7. Get finance now or wait?
If you believe that site GDVs will be downgraded in a few months when transaction data returns, then there is an argument a developer should get funding asap. This is because with downgraded GDVs, it is possible that project profit margins that both developer and lender rely on to work together will have been eroded to the point where the lender won’t be able to offer terms.
Lenders typically need to see 20% profit margins, and some will go a little lower. However, if the margins are a lot lower because of the downgraded GDV, the lender may well say the site is not viable.
The above does assume that the costs will not reduce in tandem, so it may be a case that land prices will reduce and so too will build costs.
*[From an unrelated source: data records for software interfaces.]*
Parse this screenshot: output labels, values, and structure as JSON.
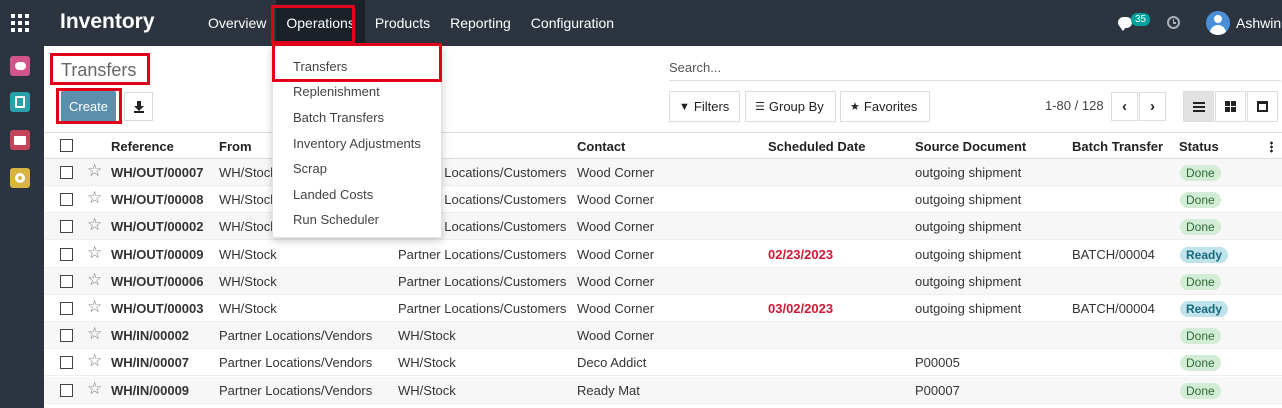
{
  "app": {
    "title": "Inventory"
  },
  "nav": {
    "items": [
      "Overview",
      "Operations",
      "Products",
      "Reporting",
      "Configuration"
    ],
    "active": "Operations"
  },
  "systray": {
    "message_count": "35",
    "user_name": "Ashwin"
  },
  "dropdown": {
    "items": [
      "Transfers",
      "Replenishment",
      "Batch Transfers",
      "Inventory Adjustments",
      "Scrap",
      "Landed Costs",
      "Run Scheduler"
    ]
  },
  "control_panel": {
    "breadcrumb": "Transfers",
    "create_label": "Create",
    "search_placeholder": "Search...",
    "filters_label": "Filters",
    "groupby_label": "Group By",
    "favorites_label": "Favorites",
    "pager_text": "1-80 / 128"
  },
  "table": {
    "columns": [
      "Reference",
      "From",
      "Contact",
      "Scheduled Date",
      "Source Document",
      "Batch Transfer",
      "Status"
    ],
    "rows": [
      {
        "ref": "WH/OUT/00007",
        "from": "WH/Stock",
        "to": "Partner Locations/Customers",
        "contact": "Wood Corner",
        "date": "",
        "source": "outgoing shipment",
        "batch": "",
        "status": "Done"
      },
      {
        "ref": "WH/OUT/00008",
        "from": "WH/Stock",
        "to": "Partner Locations/Customers",
        "contact": "Wood Corner",
        "date": "",
        "source": "outgoing shipment",
        "batch": "",
        "status": "Done"
      },
      {
        "ref": "WH/OUT/00002",
        "from": "WH/Stock",
        "to": "Partner Locations/Customers",
        "contact": "Wood Corner",
        "date": "",
        "source": "outgoing shipment",
        "batch": "",
        "status": "Done"
      },
      {
        "ref": "WH/OUT/00009",
        "from": "WH/Stock",
        "to": "Partner Locations/Customers",
        "contact": "Wood Corner",
        "date": "02/23/2023",
        "source": "outgoing shipment",
        "batch": "BATCH/00004",
        "status": "Ready"
      },
      {
        "ref": "WH/OUT/00006",
        "from": "WH/Stock",
        "to": "Partner Locations/Customers",
        "contact": "Wood Corner",
        "date": "",
        "source": "outgoing shipment",
        "batch": "",
        "status": "Done"
      },
      {
        "ref": "WH/OUT/00003",
        "from": "WH/Stock",
        "to": "Partner Locations/Customers",
        "contact": "Wood Corner",
        "date": "03/02/2023",
        "source": "outgoing shipment",
        "batch": "BATCH/00004",
        "status": "Ready"
      },
      {
        "ref": "WH/IN/00002",
        "from": "Partner Locations/Vendors",
        "to": "WH/Stock",
        "contact": "Wood Corner",
        "date": "",
        "source": "",
        "batch": "",
        "status": "Done"
      },
      {
        "ref": "WH/IN/00007",
        "from": "Partner Locations/Vendors",
        "to": "WH/Stock",
        "contact": "Deco Addict",
        "date": "",
        "source": "P00005",
        "batch": "",
        "status": "Done"
      },
      {
        "ref": "WH/IN/00009",
        "from": "Partner Locations/Vendors",
        "to": "WH/Stock",
        "contact": "Ready Mat",
        "date": "",
        "source": "P00007",
        "batch": "",
        "status": "Done"
      }
    ]
  },
  "colors": {
    "navbar": "#2c3440",
    "create_button": "#5c8fac",
    "annotation": "#e0001a",
    "late_date": "#d01834",
    "status_done": "#d2ecd5",
    "status_ready": "#bfe3ea"
  }
}
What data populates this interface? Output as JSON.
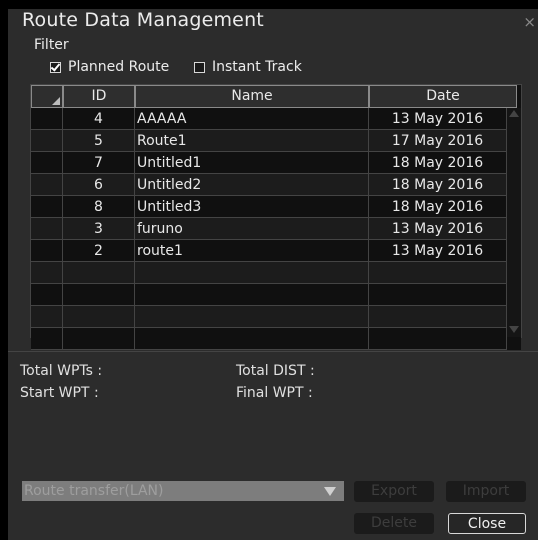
{
  "window": {
    "title": "Route Data Management",
    "close_glyph": "×"
  },
  "filter": {
    "label": "Filter",
    "planned_route": {
      "label": "Planned Route",
      "checked": true
    },
    "instant_track": {
      "label": "Instant Track",
      "checked": false
    }
  },
  "table": {
    "columns": [
      "ID",
      "Name",
      "Date"
    ],
    "rows": [
      {
        "id": "4",
        "name": "AAAAA",
        "date": "13 May 2016"
      },
      {
        "id": "5",
        "name": "Route1",
        "date": "17 May 2016"
      },
      {
        "id": "7",
        "name": "Untitled1",
        "date": "18 May 2016"
      },
      {
        "id": "6",
        "name": "Untitled2",
        "date": "18 May 2016"
      },
      {
        "id": "8",
        "name": "Untitled3",
        "date": "18 May 2016"
      },
      {
        "id": "3",
        "name": "furuno",
        "date": "13 May 2016"
      },
      {
        "id": "2",
        "name": "route1",
        "date": "13 May 2016"
      }
    ],
    "empty_rows": 4
  },
  "info": {
    "total_wpts": "Total WPTs :",
    "total_dist": "Total DIST :",
    "start_wpt": "Start WPT :",
    "final_wpt": "Final WPT :"
  },
  "transfer": {
    "selected": "Route transfer(LAN)"
  },
  "buttons": {
    "export": "Export",
    "import": "Import",
    "delete": "Delete",
    "close": "Close"
  },
  "colors": {
    "window_bg": "#2c2c2c",
    "row_dark": "#101010",
    "row_alt": "#1c1c1c",
    "text": "#e8e8e8",
    "disabled_text": "#3d3d3d"
  }
}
It depends what your view is, and what you are willing to accept in order to get financing and push on. So much though is still unknown.
8. So in summary….
- Lenders are lending around 60% of GDV gross right now, 65% is possible from a couple of sources
- Interest Rates are around the same or slightly higher
- The borrowers'net advance from the lender is likely to be less, whether that is through a lender Loan to GDV % restriction or a future valuation downgrade. It’s likely a borrower will need to put down more cash to support a deal now than Pre Covid, possibly as much as double.
- Make sure your project profit margins work, for both you and a lender.
- It may be wise to get a cash injection. ROIs are going down but more cash will be needed with lenders advancing less
9. Could you do with regular, free info on the top lenders?
If ‘real-time intel’ appeals to you, learn more about our free seasonal Lender Comparison Data.
Find out more by clicking on the following link:
To continue with the section, click on any of the sections below:
- The Basics
- Preparing for Funding
- Assessing Lenders
- Explaining Jargon
- Did you Know?
- Asset & Liability
- Lender Comparison Data
- Free Templates
Latest Market Data
7 Easy Ways to slash 50% off your development finance costs before you start!
To access the marketplace Lender Data, please submit your details